. Although they may resolve to the same IP in some cases, there is a difference between site.tld and www.site.tld (eg, google.ca and www.google.ca). If you want the IP of the web server, you should usually (but not always) include the "www." part.
Willard has the Best Answer. Ping uses nslookup behind the scenes in order to do name resolution, so you might as well be more direct.
Most websites can be pinged. From cmd, type ping www.yoursitehere.com and press enter. It will give you the sites ip address. Also, you could type tracert www.yoursitehere.com to see the steps it takes to get there. The last step should be the site.
It looks like the NET::Ping module for Perl would do what you want to do. How many domains do you want to check? In what format do you have your list of domains? James
Or if you just want to do one without using a website, go to Windows command prompt and type "ping www.instructables.com"

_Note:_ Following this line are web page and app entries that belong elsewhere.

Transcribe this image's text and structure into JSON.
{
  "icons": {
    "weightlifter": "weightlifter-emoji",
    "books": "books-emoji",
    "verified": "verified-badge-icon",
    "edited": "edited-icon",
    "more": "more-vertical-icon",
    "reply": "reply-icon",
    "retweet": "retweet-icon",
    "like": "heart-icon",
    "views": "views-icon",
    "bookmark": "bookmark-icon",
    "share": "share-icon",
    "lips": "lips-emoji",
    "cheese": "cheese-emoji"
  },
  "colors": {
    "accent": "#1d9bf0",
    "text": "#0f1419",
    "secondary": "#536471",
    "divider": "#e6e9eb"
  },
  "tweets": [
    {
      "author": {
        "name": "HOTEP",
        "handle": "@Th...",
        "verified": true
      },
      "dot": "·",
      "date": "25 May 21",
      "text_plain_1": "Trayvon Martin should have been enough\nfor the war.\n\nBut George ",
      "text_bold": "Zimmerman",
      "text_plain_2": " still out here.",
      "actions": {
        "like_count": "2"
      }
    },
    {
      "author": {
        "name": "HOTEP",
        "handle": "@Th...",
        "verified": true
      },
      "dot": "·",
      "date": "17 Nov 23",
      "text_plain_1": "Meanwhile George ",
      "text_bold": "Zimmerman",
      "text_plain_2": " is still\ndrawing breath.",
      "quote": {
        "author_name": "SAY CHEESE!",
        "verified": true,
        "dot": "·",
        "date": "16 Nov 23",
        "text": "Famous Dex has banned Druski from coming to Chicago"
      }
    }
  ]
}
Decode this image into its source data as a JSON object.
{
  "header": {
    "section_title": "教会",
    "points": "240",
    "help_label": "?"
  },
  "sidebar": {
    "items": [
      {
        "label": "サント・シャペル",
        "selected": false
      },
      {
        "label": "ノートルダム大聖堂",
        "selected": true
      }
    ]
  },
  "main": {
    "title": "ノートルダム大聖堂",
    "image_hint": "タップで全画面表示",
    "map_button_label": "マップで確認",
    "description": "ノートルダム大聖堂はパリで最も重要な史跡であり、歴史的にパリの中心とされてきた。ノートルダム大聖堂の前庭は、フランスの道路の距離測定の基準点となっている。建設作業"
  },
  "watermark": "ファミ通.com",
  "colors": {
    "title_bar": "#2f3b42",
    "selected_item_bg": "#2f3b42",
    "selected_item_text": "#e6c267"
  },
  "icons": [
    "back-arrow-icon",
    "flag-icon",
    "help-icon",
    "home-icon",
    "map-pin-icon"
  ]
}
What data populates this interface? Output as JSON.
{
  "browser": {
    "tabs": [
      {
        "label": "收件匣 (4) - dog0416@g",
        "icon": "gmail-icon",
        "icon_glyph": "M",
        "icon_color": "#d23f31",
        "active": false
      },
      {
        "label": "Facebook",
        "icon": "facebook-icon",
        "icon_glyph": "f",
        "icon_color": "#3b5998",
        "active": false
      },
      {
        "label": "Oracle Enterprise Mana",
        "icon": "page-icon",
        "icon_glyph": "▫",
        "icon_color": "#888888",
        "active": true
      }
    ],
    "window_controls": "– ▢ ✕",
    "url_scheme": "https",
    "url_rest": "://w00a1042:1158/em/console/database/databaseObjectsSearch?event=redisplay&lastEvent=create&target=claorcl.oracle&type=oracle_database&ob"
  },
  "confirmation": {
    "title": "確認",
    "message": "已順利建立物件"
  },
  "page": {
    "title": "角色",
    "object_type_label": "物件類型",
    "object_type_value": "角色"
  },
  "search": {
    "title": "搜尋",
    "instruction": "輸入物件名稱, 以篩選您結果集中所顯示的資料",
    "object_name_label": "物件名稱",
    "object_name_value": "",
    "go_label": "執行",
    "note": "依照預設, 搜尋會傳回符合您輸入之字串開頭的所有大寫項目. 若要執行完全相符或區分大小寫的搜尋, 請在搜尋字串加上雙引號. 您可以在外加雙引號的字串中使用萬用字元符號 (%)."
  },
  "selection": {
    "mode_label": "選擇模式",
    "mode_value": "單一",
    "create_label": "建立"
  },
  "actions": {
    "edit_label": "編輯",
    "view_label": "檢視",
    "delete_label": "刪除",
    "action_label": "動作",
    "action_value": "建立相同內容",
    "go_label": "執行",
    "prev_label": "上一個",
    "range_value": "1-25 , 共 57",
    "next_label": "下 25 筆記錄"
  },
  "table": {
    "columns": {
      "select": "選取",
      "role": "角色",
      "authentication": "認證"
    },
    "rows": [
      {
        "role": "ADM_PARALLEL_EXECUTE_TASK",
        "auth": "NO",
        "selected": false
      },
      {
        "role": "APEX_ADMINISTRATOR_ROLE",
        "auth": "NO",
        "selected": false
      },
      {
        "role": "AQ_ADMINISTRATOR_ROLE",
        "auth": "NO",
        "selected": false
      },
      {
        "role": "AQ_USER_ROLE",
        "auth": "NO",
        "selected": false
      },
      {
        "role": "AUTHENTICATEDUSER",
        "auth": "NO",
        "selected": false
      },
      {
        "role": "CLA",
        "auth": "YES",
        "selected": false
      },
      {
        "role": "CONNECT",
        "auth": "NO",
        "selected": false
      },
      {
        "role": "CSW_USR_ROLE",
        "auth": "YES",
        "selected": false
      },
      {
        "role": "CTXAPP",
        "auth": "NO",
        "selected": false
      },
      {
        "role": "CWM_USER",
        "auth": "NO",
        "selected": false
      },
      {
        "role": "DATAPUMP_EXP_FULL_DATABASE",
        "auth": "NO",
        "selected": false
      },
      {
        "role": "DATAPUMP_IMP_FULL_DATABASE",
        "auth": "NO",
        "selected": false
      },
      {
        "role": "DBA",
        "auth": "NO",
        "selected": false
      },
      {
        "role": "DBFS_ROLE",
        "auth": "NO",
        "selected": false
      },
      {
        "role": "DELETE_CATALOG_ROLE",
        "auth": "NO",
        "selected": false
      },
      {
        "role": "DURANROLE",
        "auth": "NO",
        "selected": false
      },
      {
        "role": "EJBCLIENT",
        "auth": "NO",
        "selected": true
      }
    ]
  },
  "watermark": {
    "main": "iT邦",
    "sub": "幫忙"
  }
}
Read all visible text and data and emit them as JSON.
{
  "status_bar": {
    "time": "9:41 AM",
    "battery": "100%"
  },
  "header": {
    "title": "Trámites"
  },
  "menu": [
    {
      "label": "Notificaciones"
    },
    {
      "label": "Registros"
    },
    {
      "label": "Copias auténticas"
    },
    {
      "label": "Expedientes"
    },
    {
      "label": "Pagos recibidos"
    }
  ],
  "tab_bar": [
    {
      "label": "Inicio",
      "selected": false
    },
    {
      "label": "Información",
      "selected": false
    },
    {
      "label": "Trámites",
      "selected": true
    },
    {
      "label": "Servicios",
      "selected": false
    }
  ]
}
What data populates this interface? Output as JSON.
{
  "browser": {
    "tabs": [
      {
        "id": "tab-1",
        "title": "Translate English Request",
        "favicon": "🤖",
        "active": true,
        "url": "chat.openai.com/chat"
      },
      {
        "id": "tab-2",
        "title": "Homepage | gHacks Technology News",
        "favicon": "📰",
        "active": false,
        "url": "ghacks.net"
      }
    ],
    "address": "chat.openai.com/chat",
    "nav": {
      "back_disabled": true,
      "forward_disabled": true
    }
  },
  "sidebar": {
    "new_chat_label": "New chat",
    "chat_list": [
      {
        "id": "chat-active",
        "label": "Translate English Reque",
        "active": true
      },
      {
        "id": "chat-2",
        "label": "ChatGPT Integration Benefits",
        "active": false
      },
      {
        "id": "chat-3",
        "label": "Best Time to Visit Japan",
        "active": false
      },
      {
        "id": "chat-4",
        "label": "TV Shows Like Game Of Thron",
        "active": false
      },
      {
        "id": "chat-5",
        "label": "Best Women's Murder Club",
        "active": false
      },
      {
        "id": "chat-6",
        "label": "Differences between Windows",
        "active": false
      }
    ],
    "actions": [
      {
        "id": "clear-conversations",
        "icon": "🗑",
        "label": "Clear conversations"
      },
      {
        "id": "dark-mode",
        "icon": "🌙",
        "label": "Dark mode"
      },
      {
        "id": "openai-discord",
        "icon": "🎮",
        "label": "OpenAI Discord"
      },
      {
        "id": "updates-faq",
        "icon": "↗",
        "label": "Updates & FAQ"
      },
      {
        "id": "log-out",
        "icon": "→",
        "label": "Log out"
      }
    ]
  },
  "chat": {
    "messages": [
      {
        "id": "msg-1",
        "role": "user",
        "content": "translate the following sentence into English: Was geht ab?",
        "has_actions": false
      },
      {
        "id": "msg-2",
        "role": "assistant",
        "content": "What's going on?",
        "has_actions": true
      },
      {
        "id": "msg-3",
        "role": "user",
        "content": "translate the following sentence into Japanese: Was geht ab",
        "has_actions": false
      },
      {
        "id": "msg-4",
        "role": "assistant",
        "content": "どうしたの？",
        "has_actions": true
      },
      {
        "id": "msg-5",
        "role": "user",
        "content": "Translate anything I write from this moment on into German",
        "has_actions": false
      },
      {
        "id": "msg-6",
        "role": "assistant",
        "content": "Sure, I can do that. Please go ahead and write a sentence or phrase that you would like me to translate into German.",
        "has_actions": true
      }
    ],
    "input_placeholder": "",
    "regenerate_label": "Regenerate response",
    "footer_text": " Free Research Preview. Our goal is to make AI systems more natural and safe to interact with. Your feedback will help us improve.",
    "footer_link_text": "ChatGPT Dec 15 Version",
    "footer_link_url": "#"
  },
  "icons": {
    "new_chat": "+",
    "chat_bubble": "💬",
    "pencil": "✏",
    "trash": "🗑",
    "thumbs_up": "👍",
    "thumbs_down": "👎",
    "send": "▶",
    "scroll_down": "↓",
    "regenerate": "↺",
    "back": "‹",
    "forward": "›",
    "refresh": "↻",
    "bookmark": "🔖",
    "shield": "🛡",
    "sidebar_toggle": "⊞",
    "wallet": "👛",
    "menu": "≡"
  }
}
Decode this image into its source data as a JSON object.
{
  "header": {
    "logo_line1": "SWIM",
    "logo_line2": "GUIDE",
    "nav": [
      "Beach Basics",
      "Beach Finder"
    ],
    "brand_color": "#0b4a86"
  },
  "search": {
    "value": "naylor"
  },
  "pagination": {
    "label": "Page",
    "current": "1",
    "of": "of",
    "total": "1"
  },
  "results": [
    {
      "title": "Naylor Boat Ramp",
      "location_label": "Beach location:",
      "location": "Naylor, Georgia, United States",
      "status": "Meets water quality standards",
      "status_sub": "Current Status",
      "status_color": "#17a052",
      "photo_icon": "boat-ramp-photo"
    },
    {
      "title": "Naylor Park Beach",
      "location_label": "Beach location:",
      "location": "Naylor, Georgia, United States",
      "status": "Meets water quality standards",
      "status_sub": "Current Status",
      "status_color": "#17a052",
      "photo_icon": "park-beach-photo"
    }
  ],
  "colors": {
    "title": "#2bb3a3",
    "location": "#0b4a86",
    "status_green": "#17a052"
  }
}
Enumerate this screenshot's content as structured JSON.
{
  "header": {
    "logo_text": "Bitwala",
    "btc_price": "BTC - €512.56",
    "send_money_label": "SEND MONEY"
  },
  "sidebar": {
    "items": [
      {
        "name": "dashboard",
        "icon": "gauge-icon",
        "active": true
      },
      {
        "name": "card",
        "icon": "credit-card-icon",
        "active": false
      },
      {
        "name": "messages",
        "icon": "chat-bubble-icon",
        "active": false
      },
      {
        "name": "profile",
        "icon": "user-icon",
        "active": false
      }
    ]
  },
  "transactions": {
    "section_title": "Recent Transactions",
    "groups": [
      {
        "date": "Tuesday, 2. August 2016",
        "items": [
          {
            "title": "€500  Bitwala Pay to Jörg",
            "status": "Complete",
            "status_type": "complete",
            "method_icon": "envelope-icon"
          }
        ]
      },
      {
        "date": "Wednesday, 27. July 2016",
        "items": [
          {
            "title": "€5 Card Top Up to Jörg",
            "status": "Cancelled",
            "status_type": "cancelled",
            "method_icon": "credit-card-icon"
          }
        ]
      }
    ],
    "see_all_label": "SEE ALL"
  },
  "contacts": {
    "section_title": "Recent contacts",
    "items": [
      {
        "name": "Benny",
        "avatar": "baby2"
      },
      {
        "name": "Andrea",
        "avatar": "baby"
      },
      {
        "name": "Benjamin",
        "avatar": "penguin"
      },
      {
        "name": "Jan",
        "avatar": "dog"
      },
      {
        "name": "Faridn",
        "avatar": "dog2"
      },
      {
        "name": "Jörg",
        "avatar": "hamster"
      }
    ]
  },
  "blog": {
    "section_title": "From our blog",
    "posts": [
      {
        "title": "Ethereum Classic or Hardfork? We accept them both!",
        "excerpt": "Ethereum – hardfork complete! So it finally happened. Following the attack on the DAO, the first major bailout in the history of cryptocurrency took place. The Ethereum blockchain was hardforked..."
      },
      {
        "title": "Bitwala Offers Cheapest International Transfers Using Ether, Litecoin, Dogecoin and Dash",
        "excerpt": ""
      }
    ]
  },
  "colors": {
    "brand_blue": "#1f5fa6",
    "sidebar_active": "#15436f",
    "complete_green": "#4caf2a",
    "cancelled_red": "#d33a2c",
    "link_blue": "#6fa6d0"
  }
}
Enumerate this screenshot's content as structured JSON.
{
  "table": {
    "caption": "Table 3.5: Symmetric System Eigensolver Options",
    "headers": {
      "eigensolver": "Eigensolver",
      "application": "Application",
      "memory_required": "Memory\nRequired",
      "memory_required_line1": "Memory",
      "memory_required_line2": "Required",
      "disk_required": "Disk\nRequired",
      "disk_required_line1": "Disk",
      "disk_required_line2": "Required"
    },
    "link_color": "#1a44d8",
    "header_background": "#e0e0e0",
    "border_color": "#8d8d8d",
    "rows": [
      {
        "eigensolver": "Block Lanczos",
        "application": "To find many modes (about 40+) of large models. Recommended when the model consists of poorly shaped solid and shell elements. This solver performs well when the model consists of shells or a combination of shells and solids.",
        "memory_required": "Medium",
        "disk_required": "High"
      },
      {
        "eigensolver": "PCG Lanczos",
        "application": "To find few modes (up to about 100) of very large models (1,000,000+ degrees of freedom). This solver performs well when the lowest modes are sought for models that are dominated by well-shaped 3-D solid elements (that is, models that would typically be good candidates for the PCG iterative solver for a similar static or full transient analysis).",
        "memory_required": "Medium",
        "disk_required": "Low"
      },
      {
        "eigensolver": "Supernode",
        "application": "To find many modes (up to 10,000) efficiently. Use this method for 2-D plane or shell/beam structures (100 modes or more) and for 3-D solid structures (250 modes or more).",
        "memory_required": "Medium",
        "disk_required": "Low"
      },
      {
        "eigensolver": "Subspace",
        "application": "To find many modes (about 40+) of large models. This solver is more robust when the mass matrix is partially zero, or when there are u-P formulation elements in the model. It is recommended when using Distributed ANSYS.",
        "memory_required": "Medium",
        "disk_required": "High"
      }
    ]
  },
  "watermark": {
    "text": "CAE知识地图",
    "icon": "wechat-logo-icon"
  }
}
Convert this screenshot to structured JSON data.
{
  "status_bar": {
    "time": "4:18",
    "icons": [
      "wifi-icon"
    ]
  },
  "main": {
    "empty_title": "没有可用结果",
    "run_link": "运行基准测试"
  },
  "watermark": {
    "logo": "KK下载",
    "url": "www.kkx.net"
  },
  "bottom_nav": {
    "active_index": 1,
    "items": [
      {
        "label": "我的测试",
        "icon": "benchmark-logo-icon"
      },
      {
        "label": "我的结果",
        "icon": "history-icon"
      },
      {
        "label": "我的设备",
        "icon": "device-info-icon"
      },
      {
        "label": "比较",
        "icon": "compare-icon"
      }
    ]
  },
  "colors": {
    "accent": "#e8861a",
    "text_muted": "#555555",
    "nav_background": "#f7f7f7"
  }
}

. There are many "domain name lookup program"s that will do that for you. Google the string in quotes(or "domain name lookup app") - append your operating system to the search string if you get too many hits.